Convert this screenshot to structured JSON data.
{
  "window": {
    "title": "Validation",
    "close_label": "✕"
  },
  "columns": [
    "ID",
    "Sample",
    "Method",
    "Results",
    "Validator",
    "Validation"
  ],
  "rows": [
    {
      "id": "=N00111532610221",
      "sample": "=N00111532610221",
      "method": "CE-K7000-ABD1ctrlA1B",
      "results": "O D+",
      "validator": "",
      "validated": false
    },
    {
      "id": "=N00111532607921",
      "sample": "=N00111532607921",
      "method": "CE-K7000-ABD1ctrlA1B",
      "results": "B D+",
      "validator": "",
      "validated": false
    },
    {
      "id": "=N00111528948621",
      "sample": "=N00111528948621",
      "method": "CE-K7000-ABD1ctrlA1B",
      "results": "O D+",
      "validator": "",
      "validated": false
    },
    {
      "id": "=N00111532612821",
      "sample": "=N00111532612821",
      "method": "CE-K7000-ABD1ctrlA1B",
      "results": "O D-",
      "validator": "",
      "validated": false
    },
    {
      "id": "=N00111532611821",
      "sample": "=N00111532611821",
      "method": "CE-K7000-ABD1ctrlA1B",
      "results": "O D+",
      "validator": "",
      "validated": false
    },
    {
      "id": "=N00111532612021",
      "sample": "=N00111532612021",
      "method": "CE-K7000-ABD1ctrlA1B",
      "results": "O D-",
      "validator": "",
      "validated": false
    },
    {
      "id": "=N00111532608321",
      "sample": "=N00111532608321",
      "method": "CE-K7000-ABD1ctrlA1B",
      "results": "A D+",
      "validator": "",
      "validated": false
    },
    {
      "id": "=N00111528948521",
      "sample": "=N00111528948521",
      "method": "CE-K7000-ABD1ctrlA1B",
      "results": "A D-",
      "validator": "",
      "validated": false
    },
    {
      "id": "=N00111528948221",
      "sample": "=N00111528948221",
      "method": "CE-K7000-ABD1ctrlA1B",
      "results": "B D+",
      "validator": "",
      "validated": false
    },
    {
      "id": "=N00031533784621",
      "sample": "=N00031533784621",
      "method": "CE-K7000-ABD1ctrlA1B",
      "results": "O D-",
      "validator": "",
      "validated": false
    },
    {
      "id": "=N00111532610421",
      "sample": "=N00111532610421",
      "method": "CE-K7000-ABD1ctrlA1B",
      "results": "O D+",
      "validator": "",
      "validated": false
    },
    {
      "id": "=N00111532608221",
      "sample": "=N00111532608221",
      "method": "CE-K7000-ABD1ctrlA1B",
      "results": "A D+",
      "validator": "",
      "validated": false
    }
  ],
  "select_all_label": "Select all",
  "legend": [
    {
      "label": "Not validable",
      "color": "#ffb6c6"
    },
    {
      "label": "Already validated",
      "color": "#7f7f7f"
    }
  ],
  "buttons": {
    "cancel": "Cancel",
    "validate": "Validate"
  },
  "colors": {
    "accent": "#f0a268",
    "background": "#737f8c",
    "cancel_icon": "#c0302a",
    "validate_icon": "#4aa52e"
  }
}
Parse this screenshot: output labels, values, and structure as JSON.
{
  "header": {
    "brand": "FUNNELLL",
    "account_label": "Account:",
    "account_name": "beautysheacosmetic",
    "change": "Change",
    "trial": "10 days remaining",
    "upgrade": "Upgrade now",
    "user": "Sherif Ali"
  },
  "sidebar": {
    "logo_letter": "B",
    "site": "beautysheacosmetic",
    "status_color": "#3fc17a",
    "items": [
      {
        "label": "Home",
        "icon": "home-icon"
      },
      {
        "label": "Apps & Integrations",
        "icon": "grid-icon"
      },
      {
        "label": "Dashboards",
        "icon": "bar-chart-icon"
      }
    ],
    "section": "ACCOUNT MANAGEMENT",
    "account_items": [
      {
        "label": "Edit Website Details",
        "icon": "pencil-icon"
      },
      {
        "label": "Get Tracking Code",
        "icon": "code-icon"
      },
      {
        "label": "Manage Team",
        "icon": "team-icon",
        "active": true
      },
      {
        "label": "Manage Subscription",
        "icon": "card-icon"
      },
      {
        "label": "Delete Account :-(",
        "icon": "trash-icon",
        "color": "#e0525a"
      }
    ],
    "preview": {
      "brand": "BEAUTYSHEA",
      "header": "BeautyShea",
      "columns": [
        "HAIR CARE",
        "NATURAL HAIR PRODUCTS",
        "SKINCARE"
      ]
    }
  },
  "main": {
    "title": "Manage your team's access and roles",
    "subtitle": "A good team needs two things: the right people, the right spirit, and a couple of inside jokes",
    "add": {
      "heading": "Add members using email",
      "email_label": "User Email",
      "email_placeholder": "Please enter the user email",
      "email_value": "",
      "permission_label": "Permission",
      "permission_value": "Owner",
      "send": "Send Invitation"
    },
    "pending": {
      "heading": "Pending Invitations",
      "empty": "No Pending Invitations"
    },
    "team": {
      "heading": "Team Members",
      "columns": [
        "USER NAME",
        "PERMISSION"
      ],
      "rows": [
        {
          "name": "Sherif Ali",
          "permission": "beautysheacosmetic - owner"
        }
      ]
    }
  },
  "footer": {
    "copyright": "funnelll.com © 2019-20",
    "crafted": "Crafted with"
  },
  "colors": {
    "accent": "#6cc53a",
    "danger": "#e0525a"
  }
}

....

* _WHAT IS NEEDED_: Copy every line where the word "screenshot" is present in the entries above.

* _RESULT_:
Convert this screenshot to structured JSON data.
Parse this screenshot: output labels, values, and structure as JSON.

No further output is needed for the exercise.